When Dad first entered the Perley, I began the process of applying for a street naming in honour of the Couvrette name. I was not solely thinking of my father, but of the generations of Couvrettes who had been warriors.
I had unearthed the fact that Canadian icon Joe Montferrand was in fact a distant cousin and had been taught how to fight by his mother Marie Louise Couvrette. Dad’s forefathers, I discovered had not missed an engagement in any Canadian battle since 1665.
A few months of paperwork, and sure enough a call came in that the powers that be would certainly consider the matter. They simply wanted to know when exactly my Dad had passed away, since they only name streets for veterans after they had died. Wincing, I relayed the story to my father who with his typical summation of events, pronounced his classic synopsis: “Knuckleheads.”
“Lunch, when is it?” Oscar asks again. I reveal a chocolate chip cookie. We have to be careful because the nurses will have my hide if they spot us. I tell him once again that he is 93 and remind him of the button we gave him that reads “I Survived Damn Near Everything.” He gives me a knowing smile.

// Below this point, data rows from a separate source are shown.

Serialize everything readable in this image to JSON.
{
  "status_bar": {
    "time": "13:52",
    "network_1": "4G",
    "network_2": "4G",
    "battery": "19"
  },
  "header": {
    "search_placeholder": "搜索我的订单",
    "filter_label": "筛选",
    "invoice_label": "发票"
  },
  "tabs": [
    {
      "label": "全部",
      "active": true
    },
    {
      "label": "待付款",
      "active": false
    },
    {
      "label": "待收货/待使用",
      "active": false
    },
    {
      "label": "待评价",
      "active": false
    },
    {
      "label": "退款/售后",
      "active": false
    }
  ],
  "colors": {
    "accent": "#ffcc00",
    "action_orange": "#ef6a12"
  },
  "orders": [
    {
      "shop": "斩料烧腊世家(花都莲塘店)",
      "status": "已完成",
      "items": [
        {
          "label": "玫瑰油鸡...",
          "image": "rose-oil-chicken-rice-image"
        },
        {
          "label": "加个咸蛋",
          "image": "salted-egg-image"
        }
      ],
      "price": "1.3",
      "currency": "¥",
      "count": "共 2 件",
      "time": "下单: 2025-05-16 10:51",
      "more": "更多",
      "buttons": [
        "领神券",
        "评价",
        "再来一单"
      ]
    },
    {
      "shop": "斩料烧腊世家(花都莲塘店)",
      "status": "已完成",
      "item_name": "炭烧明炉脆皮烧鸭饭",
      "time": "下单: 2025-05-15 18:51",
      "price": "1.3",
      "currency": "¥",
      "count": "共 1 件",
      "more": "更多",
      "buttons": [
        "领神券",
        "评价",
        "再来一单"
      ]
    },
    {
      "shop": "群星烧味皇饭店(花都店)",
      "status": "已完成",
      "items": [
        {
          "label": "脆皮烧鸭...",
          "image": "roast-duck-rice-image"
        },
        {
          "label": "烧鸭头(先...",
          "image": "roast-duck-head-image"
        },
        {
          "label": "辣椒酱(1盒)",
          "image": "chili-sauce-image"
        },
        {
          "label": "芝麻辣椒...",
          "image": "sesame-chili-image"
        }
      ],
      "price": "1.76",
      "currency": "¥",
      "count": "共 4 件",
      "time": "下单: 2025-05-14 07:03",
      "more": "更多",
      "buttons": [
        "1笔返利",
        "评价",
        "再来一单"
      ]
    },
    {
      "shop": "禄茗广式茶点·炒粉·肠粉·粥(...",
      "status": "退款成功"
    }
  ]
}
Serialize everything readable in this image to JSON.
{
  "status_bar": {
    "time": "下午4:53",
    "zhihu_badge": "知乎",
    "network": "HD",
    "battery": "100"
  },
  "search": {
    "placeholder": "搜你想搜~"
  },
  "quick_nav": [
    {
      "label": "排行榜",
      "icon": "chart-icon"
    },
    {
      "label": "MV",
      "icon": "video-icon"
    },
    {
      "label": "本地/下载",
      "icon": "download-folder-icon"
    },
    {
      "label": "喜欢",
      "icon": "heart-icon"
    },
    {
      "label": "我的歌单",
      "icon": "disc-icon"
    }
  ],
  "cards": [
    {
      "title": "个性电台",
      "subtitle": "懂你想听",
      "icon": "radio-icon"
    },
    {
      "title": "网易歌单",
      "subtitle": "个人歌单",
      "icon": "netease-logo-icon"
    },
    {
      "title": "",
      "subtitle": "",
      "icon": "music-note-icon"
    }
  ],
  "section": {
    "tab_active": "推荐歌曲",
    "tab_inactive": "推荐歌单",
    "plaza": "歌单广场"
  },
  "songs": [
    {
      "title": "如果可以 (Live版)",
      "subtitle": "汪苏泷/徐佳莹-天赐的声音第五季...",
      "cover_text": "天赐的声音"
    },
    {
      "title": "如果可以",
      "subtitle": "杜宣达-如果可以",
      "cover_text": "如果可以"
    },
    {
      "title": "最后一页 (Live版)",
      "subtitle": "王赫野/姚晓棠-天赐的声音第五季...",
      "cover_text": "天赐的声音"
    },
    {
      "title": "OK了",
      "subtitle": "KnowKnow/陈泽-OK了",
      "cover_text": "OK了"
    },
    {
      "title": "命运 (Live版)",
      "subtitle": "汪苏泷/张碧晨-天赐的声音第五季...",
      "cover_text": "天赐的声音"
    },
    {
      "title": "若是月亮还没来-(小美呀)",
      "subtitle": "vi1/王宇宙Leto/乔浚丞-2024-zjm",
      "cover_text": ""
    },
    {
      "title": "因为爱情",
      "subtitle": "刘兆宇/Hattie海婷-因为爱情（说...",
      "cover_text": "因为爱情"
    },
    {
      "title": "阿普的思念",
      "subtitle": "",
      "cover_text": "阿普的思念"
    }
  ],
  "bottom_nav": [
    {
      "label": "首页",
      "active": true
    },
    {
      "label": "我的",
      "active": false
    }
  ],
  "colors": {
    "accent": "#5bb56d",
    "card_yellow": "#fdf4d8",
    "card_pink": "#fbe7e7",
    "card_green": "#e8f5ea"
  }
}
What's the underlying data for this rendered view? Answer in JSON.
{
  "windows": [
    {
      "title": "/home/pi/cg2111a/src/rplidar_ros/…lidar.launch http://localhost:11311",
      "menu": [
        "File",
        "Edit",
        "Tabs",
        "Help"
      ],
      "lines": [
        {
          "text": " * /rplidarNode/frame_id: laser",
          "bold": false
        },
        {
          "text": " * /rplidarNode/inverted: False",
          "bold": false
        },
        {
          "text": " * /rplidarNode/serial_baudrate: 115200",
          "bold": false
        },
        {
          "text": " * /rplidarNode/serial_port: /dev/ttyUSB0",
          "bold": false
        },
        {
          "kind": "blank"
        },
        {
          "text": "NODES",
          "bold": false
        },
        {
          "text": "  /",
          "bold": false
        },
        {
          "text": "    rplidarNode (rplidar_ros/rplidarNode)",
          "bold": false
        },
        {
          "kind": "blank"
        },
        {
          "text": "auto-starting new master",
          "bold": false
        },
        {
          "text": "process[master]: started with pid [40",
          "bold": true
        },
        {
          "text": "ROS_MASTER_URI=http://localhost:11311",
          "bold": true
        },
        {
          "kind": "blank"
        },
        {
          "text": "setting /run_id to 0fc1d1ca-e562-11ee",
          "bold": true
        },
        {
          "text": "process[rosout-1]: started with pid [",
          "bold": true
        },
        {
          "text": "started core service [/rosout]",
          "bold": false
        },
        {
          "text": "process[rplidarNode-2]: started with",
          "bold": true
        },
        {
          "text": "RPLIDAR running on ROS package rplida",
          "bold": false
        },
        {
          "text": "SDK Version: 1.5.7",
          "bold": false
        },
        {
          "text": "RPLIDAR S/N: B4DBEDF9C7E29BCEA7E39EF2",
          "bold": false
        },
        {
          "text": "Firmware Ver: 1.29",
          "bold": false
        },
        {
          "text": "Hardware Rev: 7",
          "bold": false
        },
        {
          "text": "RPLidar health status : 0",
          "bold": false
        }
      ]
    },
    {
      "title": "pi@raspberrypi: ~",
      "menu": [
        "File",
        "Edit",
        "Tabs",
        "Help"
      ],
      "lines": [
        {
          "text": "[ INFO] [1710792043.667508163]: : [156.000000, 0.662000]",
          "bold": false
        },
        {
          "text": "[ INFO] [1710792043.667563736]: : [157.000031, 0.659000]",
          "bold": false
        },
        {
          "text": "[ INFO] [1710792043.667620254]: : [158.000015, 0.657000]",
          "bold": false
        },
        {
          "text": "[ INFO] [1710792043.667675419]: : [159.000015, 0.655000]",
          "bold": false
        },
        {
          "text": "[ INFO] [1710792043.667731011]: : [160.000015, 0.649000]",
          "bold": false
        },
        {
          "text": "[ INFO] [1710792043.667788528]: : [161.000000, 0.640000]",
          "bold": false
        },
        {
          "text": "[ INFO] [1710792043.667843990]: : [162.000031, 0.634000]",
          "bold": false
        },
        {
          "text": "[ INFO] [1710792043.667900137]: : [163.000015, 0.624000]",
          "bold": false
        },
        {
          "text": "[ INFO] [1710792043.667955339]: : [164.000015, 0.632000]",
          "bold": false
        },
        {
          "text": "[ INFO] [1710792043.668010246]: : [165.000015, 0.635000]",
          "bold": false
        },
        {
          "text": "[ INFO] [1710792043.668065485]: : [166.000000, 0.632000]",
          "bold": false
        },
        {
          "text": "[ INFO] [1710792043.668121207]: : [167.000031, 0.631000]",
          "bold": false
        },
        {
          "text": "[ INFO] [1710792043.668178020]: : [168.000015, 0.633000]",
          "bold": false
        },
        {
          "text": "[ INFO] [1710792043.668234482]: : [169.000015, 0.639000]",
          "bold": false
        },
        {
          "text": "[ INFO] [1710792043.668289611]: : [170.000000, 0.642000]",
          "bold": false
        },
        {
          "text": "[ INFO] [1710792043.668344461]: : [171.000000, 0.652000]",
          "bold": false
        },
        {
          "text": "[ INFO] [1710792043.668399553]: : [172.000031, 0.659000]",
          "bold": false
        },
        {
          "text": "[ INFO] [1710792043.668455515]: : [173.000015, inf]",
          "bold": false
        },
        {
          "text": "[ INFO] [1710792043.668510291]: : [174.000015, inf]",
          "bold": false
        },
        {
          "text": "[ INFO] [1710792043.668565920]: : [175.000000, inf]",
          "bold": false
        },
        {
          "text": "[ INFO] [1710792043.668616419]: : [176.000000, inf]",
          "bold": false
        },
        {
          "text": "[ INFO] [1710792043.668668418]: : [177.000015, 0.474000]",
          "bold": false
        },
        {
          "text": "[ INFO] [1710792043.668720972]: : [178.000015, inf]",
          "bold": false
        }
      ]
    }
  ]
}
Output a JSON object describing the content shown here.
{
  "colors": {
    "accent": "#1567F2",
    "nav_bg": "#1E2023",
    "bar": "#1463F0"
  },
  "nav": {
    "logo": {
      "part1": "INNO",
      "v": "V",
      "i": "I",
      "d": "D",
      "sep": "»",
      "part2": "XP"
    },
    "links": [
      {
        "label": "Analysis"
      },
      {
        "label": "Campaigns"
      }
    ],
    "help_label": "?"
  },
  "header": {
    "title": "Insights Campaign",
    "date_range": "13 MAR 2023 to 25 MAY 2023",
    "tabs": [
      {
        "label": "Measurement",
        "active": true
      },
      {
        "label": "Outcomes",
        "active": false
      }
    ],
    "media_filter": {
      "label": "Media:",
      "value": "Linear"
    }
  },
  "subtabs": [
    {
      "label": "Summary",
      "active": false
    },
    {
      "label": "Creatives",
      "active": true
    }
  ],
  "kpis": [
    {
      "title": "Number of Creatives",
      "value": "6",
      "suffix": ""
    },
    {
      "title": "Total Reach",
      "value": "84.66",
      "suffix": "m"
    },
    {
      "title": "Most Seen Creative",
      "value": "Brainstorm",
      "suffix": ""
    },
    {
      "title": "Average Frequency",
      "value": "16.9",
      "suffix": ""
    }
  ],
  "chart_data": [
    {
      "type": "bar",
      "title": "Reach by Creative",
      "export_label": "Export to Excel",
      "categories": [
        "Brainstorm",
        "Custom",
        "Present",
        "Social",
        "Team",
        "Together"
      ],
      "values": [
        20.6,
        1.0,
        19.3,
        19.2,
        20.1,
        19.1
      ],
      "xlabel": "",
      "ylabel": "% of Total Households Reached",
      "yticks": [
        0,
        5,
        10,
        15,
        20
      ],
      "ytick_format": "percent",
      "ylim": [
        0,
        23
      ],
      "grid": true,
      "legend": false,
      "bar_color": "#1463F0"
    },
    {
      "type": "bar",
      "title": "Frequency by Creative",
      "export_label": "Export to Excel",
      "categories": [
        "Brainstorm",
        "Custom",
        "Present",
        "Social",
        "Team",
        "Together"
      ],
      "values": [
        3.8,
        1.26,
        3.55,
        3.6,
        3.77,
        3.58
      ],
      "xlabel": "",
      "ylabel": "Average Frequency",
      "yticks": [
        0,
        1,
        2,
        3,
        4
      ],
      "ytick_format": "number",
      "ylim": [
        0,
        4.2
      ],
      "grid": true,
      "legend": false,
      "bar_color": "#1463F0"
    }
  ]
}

We sit quietly and watch the last of the fall leaves touch the Earth.
Portrait of Ottawa’s Cameron Highlanders by The Service Photo Company, Surrey 1942. Restored by Couvrette Studio. Oscar Couvrette is fourth from the top right.